Because of Rwandan history and the 1994 Genocide against the Tutsi, Rwandan families are scattered and that criteria will be an impediment not only to the client but also to the banking sector
Banks are likely to incur big loses if they fail to realise their securities after the new Land and Concession bills are gazetted.
In the Article 22 law no 22/99 of 12/11/99 and Article 34 to 35 law no 08/5 of 14/07/05 which stipulate that in order to access a bank loan some one must have signatories of all family members and the minors should be represented.
The problem appeared after banks started to recover their money through the selling of securities one of the family members would object the auction.
“We have registered many cases where one person in the family members opposes the selling of collateral claiming that he/she was not informed about the loan and did not sign thus delaying the realisation of the security”, Jean Marie Gacandaga Head of risk management in the Bank of Kigali said recently.
Apart from realising collaterals, the other concern in the law is the criteria to have all family members signatures. Because of Rwandan history and the 1994 Genocide against the Tutsi, Rwandan families are scattered and that criteria will be an impediment not only to the client but also to the banking sector.
Common cases are whereby children are not in the country especially in different countries for studies, and where the husband or the wife resides in different countries for official duties.
“Our business and the purpose of banks is to lend money, if these laws are not revised we are even likely to close because it’s a big threat,” Jean Marie Gacandaga said.
Simon Ntirampeba legal advisor in Bank of Kigali, said the issue will be raised in the upcoming General Assembly of Banks and later to the Minister of Finance and Economic Planning for quick response.
Banks suggest that in order to access a bank loan only two people would be enough especially spouses unlike where all children and representatives of minors should have signatures on the consent form.
According to Hannington Namara of Commercial Banks of Rwanda (BCR) it is a general problem to all banks in the country.

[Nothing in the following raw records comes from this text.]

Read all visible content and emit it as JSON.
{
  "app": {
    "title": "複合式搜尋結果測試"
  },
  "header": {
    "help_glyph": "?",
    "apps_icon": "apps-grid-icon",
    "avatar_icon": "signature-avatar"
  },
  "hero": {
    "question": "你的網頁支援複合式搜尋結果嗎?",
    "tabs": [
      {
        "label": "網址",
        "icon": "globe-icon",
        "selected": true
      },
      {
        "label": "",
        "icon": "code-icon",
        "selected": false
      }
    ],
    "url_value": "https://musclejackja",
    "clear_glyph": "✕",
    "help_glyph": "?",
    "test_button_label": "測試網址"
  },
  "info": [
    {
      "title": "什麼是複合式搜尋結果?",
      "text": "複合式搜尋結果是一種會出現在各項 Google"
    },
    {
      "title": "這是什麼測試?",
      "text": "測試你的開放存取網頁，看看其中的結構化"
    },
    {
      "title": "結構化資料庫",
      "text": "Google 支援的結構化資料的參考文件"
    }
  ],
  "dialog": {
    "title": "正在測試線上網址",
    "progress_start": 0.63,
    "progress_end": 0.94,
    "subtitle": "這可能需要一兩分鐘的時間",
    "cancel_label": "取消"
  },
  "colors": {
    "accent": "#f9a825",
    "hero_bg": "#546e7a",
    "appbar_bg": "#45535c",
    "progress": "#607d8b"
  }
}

However there has not been particular case in BCR where one of the family members protested the realisation of the guarantee.
”When collaterals become Non-performing loans, judicial measures will be taken because they were given before the laws were drafted,” Namara said.
“Our clients are getting used to the change because it’s not us but the law. Currently we request them have a consent form which is signed by all family members,” he added.
The law comes when the Government of Rwanda is undergoing through financial reform and encouraging the saving culture especially to low income earners.
The current figures indicate that only 22 percent of the population access bank services including loans and the law might reverse the trend.
When contacted the Governor of the Central Bank Francois Kanimba referred the reporter to the Ministry of Land and Natural Resources.
According to Vincent Karega, State Minister in charge of Environment and Mining, the law will rather boost the sector (banking) because it will be used as collateral for many farmers. He said farmers will use their land titles to have access to small loans for improved seeds, fertilisers.
The state-managed land law which was voted early last year is part of the efforts to national land tenure reform.
The state will play the role of a regulator after starting to implement and currently working on land titles.